**WHAT IS BEING ASKED**
If a line below holds the word "Αντοχή", count it; then say how many such lines there are and nothing else.

App and web page records
•••••

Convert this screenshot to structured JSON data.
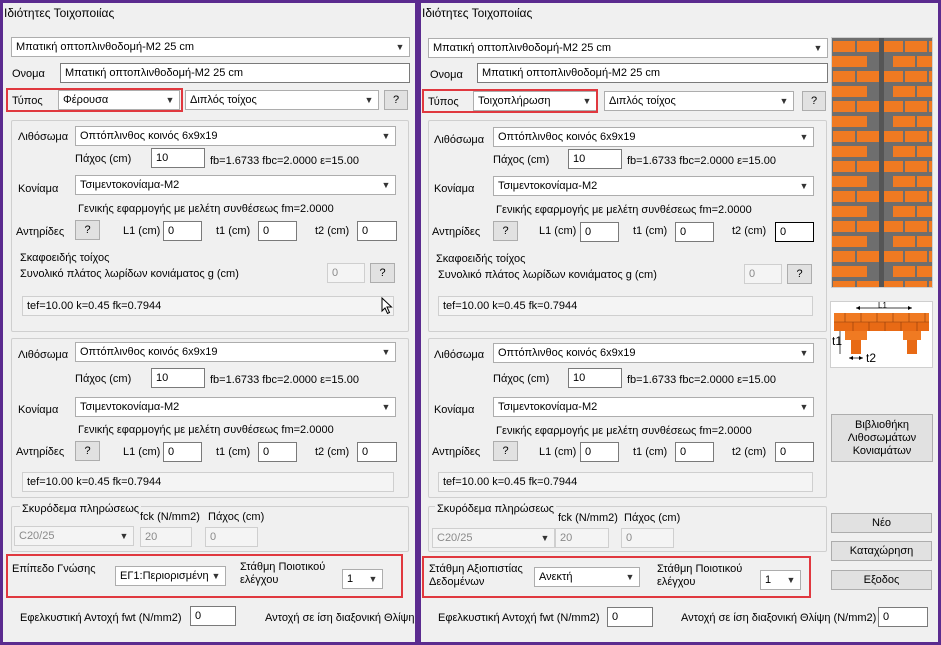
{
  "left": {
    "title": "Ιδιότητες Τοιχοποιίας",
    "wall_type": "Μπατική οπτοπλινθοδομή-Μ2 25 cm",
    "name_label": "Ονομα",
    "name_value": "Μπατική οπτοπλινθοδομή-Μ2 25 cm",
    "type_label": "Τύπος",
    "type_value": "Φέρουσα",
    "wall_kind": "Διπλός τοίχος",
    "help": "?",
    "layer1": {
      "block_label": "Λιθόσωμα",
      "block": "Οπτόπλινθος κοινός 6x9x19",
      "thickness_label": "Πάχος (cm)",
      "thickness": "10",
      "props": "fb=1.6733 fbc=2.0000 ε=15.00",
      "mortar_label": "Κονίαμα",
      "mortar": "Τσιμεντοκονίαμα-Μ2",
      "mortar_note": "Γενικής εφαρμογής με μελέτη συνθέσεως fm=2.0000",
      "ties_label": "Αντηρίδες",
      "ties_btn": "?",
      "l1_label": "L1 (cm)",
      "l1": "0",
      "t1_label": "t1 (cm)",
      "t1": "0",
      "t2_label": "t2 (cm)",
      "t2": "0",
      "shell_label": "Σκαφοειδής τοίχος",
      "shell_note": "Συνολικό πλάτος λωρίδων κονιάματος g (cm)",
      "g": "0",
      "g_btn": "?",
      "result": "tef=10.00 k=0.45 fk=0.7944"
    },
    "layer2": {
      "block_label": "Λιθόσωμα",
      "block": "Οπτόπλινθος κοινός 6x9x19",
      "thickness_label": "Πάχος (cm)",
      "thickness": "10",
      "props": "fb=1.6733 fbc=2.0000 ε=15.00",
      "mortar_label": "Κονίαμα",
      "mortar": "Τσιμεντοκονίαμα-Μ2",
      "mortar_note": "Γενικής εφαρμογής με μελέτη συνθέσεως fm=2.0000",
      "ties_label": "Αντηρίδες",
      "ties_btn": "?",
      "l1_label": "L1 (cm)",
      "l1": "0",
      "t1_label": "t1 (cm)",
      "t1": "0",
      "t2_label": "t2 (cm)",
      "t2": "0",
      "result": "tef=10.00 k=0.45 fk=0.7944"
    },
    "concrete_label": "Σκυρόδεμα πληρώσεως",
    "concrete": "C20/25",
    "fck_label": "fck (N/mm2)",
    "fck": "20",
    "conc_thick_label": "Πάχος (cm)",
    "conc_thick": "0",
    "knowledge_label": "Επίπεδο Γνώσης",
    "knowledge": "ΕΓ1:Περιορισμένη",
    "quality_label": "Στάθμη Ποιοτικού ελέγχου",
    "quality": "1",
    "tensile_label": "Εφελκυστική Αντοχή fwt (N/mm2)",
    "tensile": "0",
    "shear_label": "Αντοχή σε ίση διαξονική Θλίψη"
  },
  "right": {
    "title": "Ιδιότητες Τοιχοποιίας",
    "wall_type": "Μπατική οπτοπλινθοδομή-Μ2 25 cm",
    "name_label": "Ονομα",
    "name_value": "Μπατική οπτοπλινθοδομή-Μ2 25 cm",
    "type_label": "Τύπος",
    "type_value": "Τοιχοπλήρωση",
    "wall_kind": "Διπλός τοίχος",
    "help": "?",
    "layer1": {
      "block_label": "Λιθόσωμα",
      "block": "Οπτόπλινθος κοινός 6x9x19",
      "thickness_label": "Πάχος (cm)",
      "thickness": "10",
      "props": "fb=1.6733 fbc=2.0000 ε=15.00",
      "mortar_label": "Κονίαμα",
      "mortar": "Τσιμεντοκονίαμα-Μ2",
      "mortar_note": "Γενικής εφαρμογής με μελέτη συνθέσεως fm=2.0000",
      "ties_label": "Αντηρίδες",
      "ties_btn": "?",
      "l1_label": "L1 (cm)",
      "l1": "0",
      "t1_label": "t1 (cm)",
      "t1": "0",
      "t2_label": "t2 (cm)",
      "t2": "0",
      "shell_label": "Σκαφοειδής τοίχος",
      "shell_note": "Συνολικό πλάτος λωρίδων κονιάματος g (cm)",
      "g": "0",
      "g_btn": "?",
      "result": "tef=10.00 k=0.45 fk=0.7944"
    },
    "layer2": {
      "block_label": "Λιθόσωμα",
      "block": "Οπτόπλινθος κοινός 6x9x19",
      "thickness_label": "Πάχος (cm)",
      "thickness": "10",
      "props": "fb=1.6733 fbc=2.0000 ε=15.00",
      "mortar_label": "Κονίαμα",
      "mortar": "Τσιμεντοκονίαμα-Μ2",
      "mortar_note": "Γενικής εφαρμογής με μελέτη συνθέσεως fm=2.0000",
      "ties_label": "Αντηρίδες",
      "ties_btn": "?",
      "l1_label": "L1 (cm)",
      "l1": "0",
      "t1_label": "t1 (cm)",
      "t1": "0",
      "t2_label": "t2 (cm)",
      "t2": "0",
      "result": "tef=10.00 k=0.45 fk=0.7944"
    },
    "concrete_label": "Σκυρόδεμα πληρώσεως",
    "concrete": "C20/25",
    "fck_label": "fck (N/mm2)",
    "fck": "20",
    "conc_thick_label": "Πάχος (cm)",
    "conc_thick": "0",
    "reliability_label": "Στάθμη Αξιοπιστίας Δεδομένων",
    "reliability": "Ανεκτή",
    "quality_label": "Στάθμη Ποιοτικού ελέγχου",
    "quality": "1",
    "tensile_label": "Εφελκυστική Αντοχή fwt (N/mm2)",
    "tensile": "0",
    "shear_label": "Αντοχή σε ίση διαξονική Θλίψη (N/mm2)",
    "shear": "0",
    "diagram": {
      "l1": "L1",
      "t1": "t1",
      "t2": "t2"
    },
    "library_btn": "Βιβλιοθήκη Λιθοσωμάτων Κονιαμάτων",
    "new_btn": "Νέο",
    "save_btn": "Καταχώρηση",
    "exit_btn": "Εξοδος"
  },
  "colors": {
    "highlight": "#e0383f",
    "frame": "#5b2b8f",
    "brick": "#f07a22"
  }
}
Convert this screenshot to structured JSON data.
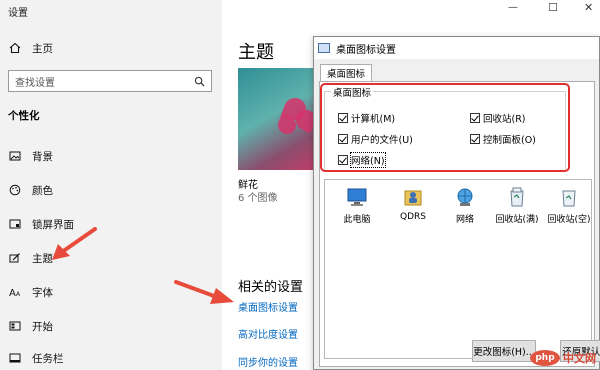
{
  "sidebar": {
    "app_title": "设置",
    "home_label": "主页",
    "search_placeholder": "查找设置",
    "section_title": "个性化",
    "items": [
      {
        "label": "背景",
        "icon": "picture-icon"
      },
      {
        "label": "颜色",
        "icon": "palette-icon"
      },
      {
        "label": "锁屏界面",
        "icon": "lockscreen-icon"
      },
      {
        "label": "主题",
        "icon": "brush-icon"
      },
      {
        "label": "字体",
        "icon": "font-icon"
      },
      {
        "label": "开始",
        "icon": "start-icon"
      },
      {
        "label": "任务栏",
        "icon": "taskbar-icon"
      }
    ]
  },
  "main": {
    "title": "主题",
    "theme_name": "鲜花",
    "theme_count": "6 个图像",
    "related_title": "相关的设置",
    "links": [
      "桌面图标设置",
      "高对比度设置",
      "同步你的设置"
    ]
  },
  "dialog": {
    "title": "桌面图标设置",
    "tab": "桌面图标",
    "group_label": "桌面图标",
    "checkboxes": [
      {
        "label": "计算机(M)",
        "checked": true
      },
      {
        "label": "回收站(R)",
        "checked": true
      },
      {
        "label": "用户的文件(U)",
        "checked": true
      },
      {
        "label": "控制面板(O)",
        "checked": true
      },
      {
        "label": "网络(N)",
        "checked": true
      }
    ],
    "icons": [
      "此电脑",
      "QDRS",
      "网络",
      "回收站(满)",
      "回收站(空)"
    ],
    "buttons": {
      "change_icon": "更改图标(H)...",
      "restore_default": "还原默认值"
    }
  },
  "window_controls": {
    "minimize": "—",
    "maximize": "☐",
    "close": "✕"
  },
  "watermark": {
    "brand": "php",
    "text": "中文网"
  },
  "colors": {
    "accent_link": "#0067c0",
    "highlight_red": "#e03030",
    "arrow_red": "#e84a3c"
  }
}
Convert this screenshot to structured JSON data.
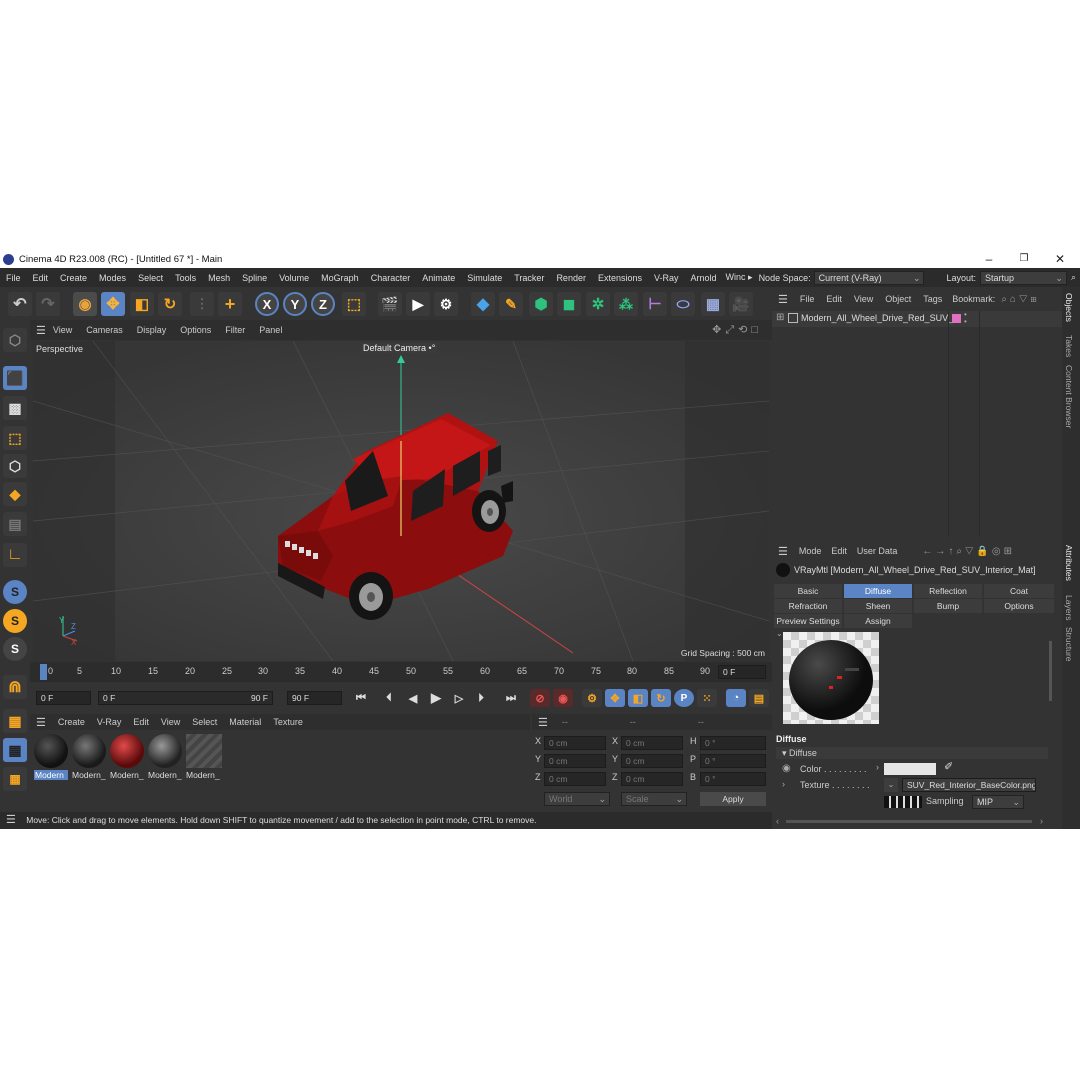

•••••

**REPLY**
4